But I still worry, if that first punch had made contact, what would I have done? Could I have held my composure? And what if this happens again? And will I be as lucky a second time?

I'm still tackling with my feelings about this encounter. I'm not sure what to think or feel. But I do know this: If there's a next time, maybe I'll just let it go. It's just a CD, just a piece of plastic. I can always buy another one. A life and a soul are much harder to replace.


that perverted jerk said...

I think standing up for what's yours is important.

If the violence had escalated to the point where you probably couldn't defend yourself? Yeah, it's just a CD. But I think it's telling you asserted yourself to that little maggot. Pat yourself on the back! You got what was yours, and all you had to do was not back down.

"I begin to fantasize about all the nasty things I could have done to him. I imagine tripping him, holding him down against the pavement, kicking him in the ribs. In my mind I play out beating his head against the stone until it bleeds into the cracks."

I think that's normal. I've been in situations before that could have easily broken into fist fights, where I wanted it to break into a fist fight, but the rational mind manages to hold despite all that. It's weird how afterward a person can regret doing the right thing and wish they did the very violent and wrong thing, but that's how we vent our anger (It's pretty much what Jevon was doing THAT night, if you don't realize).

|:::lockan:::| said...

In reference to that night, yes you're probably right. But I wasn't there to hear the conversation, so I only know the parts I did hear. Besides, there's a difference between saying "I'd like to..." and "I'm going to...".

Lucia said...

you have been tagged:

I found your blog randomly using the Next Blog button. sorry if this is crazy spam. but I do check in every now and then to see what you write.

Anonymous said...

Next time a crazy whackjob like that takes a worthless trinket let him have it and walk away. You're lucky he didn't put a knife in your ribs or pop a cap in your ass. Don't think it can't happen.

|:::lockan:::| said...

/sarcasm on/
Gee. That had never crossed my mind, not once. Thanks for your invaluable advice.
/sarcasm off/

Sarah said...

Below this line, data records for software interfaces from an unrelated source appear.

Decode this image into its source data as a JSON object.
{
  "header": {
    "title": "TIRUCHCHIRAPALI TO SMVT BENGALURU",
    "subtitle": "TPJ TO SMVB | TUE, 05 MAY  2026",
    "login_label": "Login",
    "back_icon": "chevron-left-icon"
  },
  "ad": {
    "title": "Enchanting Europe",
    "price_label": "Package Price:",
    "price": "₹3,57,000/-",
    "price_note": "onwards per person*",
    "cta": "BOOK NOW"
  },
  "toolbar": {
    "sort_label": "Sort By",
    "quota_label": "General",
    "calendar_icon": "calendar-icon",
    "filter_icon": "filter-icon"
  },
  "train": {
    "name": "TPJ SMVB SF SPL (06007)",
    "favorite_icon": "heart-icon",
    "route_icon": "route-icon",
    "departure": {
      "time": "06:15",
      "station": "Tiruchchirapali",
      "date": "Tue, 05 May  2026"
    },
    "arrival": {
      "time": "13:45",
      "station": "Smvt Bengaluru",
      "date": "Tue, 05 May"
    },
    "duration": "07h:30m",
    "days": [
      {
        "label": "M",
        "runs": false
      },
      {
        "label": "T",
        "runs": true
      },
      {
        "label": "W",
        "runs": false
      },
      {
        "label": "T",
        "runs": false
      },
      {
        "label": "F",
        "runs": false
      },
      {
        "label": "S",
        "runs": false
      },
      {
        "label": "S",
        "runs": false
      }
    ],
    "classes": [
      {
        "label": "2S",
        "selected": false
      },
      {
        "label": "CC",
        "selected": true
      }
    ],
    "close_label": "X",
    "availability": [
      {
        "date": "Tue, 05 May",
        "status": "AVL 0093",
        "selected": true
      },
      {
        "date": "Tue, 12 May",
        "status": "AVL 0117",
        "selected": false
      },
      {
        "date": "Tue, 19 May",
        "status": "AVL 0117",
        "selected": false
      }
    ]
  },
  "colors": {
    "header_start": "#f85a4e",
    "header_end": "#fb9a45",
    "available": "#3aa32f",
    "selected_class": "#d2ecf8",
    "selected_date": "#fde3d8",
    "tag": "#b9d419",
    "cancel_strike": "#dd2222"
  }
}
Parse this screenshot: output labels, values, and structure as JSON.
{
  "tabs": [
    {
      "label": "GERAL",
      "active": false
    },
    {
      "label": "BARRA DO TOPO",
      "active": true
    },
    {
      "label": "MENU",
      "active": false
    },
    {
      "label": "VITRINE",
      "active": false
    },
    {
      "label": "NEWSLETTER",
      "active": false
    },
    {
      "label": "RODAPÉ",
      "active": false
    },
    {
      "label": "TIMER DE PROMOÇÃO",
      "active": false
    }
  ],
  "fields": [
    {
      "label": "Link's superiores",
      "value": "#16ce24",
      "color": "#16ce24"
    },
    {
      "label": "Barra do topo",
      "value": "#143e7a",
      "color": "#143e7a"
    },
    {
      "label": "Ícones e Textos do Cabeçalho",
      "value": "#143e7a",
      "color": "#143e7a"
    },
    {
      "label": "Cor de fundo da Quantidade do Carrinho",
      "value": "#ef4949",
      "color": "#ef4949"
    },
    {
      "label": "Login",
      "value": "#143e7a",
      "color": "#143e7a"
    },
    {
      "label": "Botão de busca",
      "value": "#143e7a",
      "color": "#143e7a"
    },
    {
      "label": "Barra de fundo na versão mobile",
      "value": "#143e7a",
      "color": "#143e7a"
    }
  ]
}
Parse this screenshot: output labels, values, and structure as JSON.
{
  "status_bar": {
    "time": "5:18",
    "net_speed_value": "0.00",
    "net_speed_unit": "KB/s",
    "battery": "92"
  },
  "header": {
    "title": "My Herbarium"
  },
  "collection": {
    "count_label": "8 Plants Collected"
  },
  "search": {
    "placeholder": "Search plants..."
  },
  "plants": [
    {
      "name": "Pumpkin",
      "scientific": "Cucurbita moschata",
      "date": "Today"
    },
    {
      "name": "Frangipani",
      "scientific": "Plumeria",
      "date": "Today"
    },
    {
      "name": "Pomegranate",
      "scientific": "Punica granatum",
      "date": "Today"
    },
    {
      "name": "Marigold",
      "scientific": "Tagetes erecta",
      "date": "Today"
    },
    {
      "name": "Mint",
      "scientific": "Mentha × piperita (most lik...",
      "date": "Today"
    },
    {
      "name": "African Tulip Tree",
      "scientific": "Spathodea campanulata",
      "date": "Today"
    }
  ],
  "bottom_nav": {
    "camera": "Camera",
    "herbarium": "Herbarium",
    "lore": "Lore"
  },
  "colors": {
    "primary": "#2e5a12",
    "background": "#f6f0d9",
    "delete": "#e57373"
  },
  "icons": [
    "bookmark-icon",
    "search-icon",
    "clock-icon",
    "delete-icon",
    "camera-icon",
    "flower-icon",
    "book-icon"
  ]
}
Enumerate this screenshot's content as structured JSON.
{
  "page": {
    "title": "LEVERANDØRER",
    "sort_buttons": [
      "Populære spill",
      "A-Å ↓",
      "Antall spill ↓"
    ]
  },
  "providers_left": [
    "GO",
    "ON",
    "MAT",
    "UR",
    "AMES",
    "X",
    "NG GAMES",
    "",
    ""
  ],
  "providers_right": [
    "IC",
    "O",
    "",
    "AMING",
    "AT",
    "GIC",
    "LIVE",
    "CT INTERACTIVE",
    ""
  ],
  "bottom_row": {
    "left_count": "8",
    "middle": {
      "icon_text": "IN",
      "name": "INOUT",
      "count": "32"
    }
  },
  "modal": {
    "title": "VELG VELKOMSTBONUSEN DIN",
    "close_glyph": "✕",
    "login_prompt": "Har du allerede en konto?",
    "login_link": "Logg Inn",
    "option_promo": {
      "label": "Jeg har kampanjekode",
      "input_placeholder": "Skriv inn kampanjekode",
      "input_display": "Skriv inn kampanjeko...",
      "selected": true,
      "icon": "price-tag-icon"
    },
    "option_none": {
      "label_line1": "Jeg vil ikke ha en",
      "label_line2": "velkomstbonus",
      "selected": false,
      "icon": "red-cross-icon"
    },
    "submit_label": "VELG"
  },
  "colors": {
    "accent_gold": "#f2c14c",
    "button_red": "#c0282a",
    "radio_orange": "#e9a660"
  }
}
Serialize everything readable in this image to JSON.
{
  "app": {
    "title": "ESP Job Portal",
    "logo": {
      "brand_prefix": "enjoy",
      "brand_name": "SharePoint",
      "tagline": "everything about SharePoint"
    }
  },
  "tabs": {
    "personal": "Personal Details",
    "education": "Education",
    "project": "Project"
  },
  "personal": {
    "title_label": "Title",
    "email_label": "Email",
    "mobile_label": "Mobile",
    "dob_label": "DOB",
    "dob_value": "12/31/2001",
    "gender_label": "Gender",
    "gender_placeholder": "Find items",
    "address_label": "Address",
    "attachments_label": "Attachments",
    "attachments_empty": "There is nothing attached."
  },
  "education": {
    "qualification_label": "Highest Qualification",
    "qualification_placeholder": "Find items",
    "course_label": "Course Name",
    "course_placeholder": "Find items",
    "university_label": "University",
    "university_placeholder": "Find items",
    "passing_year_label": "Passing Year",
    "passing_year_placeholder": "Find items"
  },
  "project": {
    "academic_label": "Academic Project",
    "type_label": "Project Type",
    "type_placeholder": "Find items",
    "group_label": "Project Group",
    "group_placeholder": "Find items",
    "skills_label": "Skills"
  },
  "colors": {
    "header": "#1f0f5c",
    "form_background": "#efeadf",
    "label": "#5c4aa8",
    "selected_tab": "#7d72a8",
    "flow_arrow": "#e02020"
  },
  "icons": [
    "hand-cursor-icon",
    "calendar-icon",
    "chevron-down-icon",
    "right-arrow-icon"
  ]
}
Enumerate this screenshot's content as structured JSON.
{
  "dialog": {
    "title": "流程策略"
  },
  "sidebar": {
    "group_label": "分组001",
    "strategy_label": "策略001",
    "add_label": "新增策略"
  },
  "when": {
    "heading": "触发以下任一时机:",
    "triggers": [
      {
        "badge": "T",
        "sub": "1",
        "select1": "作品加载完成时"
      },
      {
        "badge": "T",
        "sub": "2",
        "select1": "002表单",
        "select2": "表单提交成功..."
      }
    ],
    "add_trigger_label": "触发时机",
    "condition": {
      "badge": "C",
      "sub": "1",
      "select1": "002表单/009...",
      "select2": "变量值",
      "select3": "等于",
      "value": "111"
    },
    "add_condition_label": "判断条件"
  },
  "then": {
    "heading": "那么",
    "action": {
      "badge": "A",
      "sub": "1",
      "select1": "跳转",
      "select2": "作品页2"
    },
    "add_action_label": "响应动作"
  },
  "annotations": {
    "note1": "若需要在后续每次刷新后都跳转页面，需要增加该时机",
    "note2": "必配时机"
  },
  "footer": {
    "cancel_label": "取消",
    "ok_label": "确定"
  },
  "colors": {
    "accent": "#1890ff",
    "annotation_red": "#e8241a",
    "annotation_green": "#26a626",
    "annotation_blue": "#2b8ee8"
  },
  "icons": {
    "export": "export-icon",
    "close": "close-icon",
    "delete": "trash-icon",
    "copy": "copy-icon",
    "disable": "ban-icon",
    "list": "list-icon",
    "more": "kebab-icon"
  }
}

The way you described his blood leaking into the cracks at the bus terminal totally reminded me of Fight Club. This has never happened to me, but I imagine if it did, I would react in much the same way. Or I'd go bat shit crazy and beat the hell out of the guy. Either way. Glad you're okay and I'm glad you got your cd back.

Random aside: want some good tunes? Check out KEXP's podcasts on iTunes - so fucking good.

Anonymous said...

You're welcome.

No need for sarcasm. In your piece, you say at the bottom that "maybe" you'll let it go next time.

Hence my advice. Do with it as you please.

|:::lockan:::| said...

My apologies then. I think I was grumpy the morning I replied.

Anonymous said...

No worries. Hope things are good for you. It's tough moving to another province by yourself. I did that too, once upon a time (to Alberta, from BC.